### Listed records

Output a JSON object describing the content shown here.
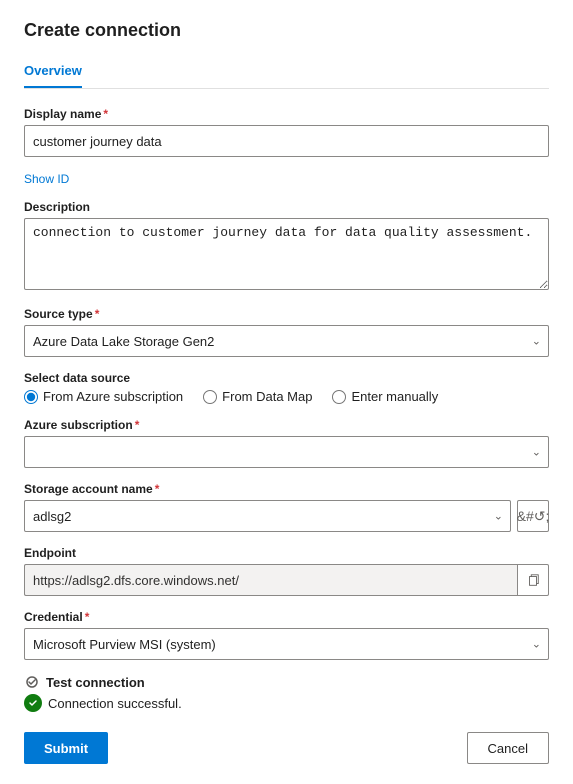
{
  "page": {
    "title": "Create connection",
    "tabs": [
      {
        "id": "overview",
        "label": "Overview",
        "active": true
      }
    ],
    "show_id_link": "Show ID",
    "fields": {
      "display_name": {
        "label": "Display name",
        "required": true,
        "value": "customer journey data",
        "placeholder": ""
      },
      "description": {
        "label": "Description",
        "required": false,
        "value": "connection to customer journey data for data quality assessment.",
        "placeholder": ""
      },
      "source_type": {
        "label": "Source type",
        "required": true,
        "value": "Azure Data Lake Storage Gen2",
        "options": [
          "Azure Data Lake Storage Gen2"
        ]
      },
      "select_data_source": {
        "label": "Select data source",
        "options": [
          {
            "id": "azure-subscription",
            "label": "From Azure subscription",
            "checked": true
          },
          {
            "id": "from-data-map",
            "label": "From Data Map",
            "checked": false
          },
          {
            "id": "enter-manually",
            "label": "Enter manually",
            "checked": false
          }
        ]
      },
      "azure_subscription": {
        "label": "Azure subscription",
        "required": true,
        "value": "",
        "placeholder": ""
      },
      "storage_account_name": {
        "label": "Storage account name",
        "required": true,
        "value": "adlsg2",
        "placeholder": ""
      },
      "endpoint": {
        "label": "Endpoint",
        "required": false,
        "value": "https://adlsg2.dfs.core.windows.net/"
      },
      "credential": {
        "label": "Credential",
        "required": true,
        "value": "Microsoft Purview MSI (system)",
        "options": [
          "Microsoft Purview MSI (system)"
        ]
      }
    },
    "test_connection": {
      "label": "Test connection",
      "status": "Connection successful."
    },
    "buttons": {
      "submit": "Submit",
      "cancel": "Cancel"
    }
  }
}
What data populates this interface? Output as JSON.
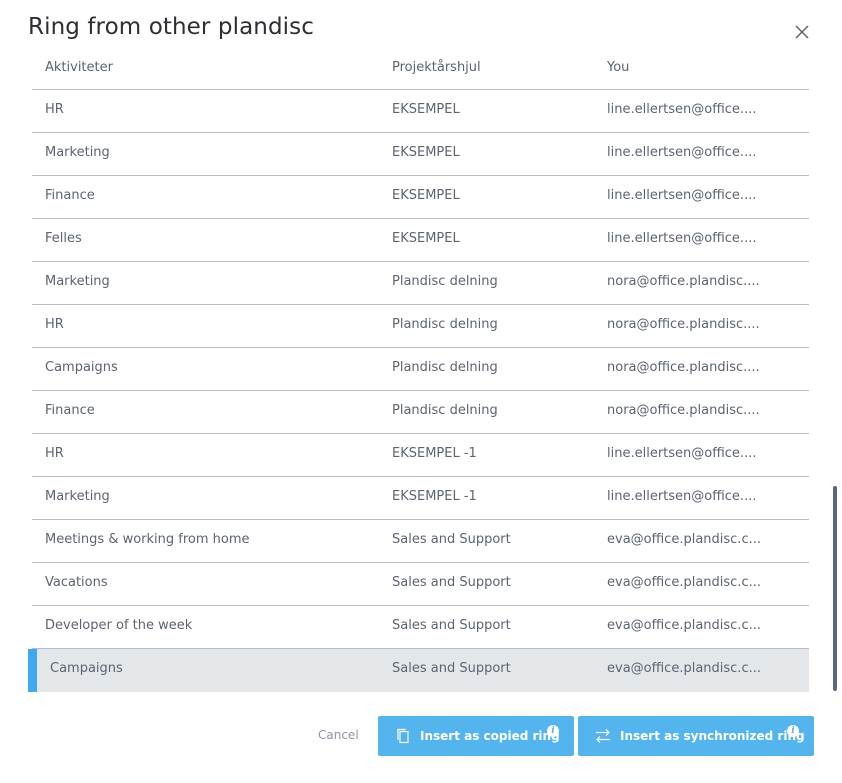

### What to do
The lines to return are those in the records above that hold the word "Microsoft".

### Result for this exercise
        "value": "Microsoft Purview MSI (system)",
          "Microsoft Purview MSI (system)"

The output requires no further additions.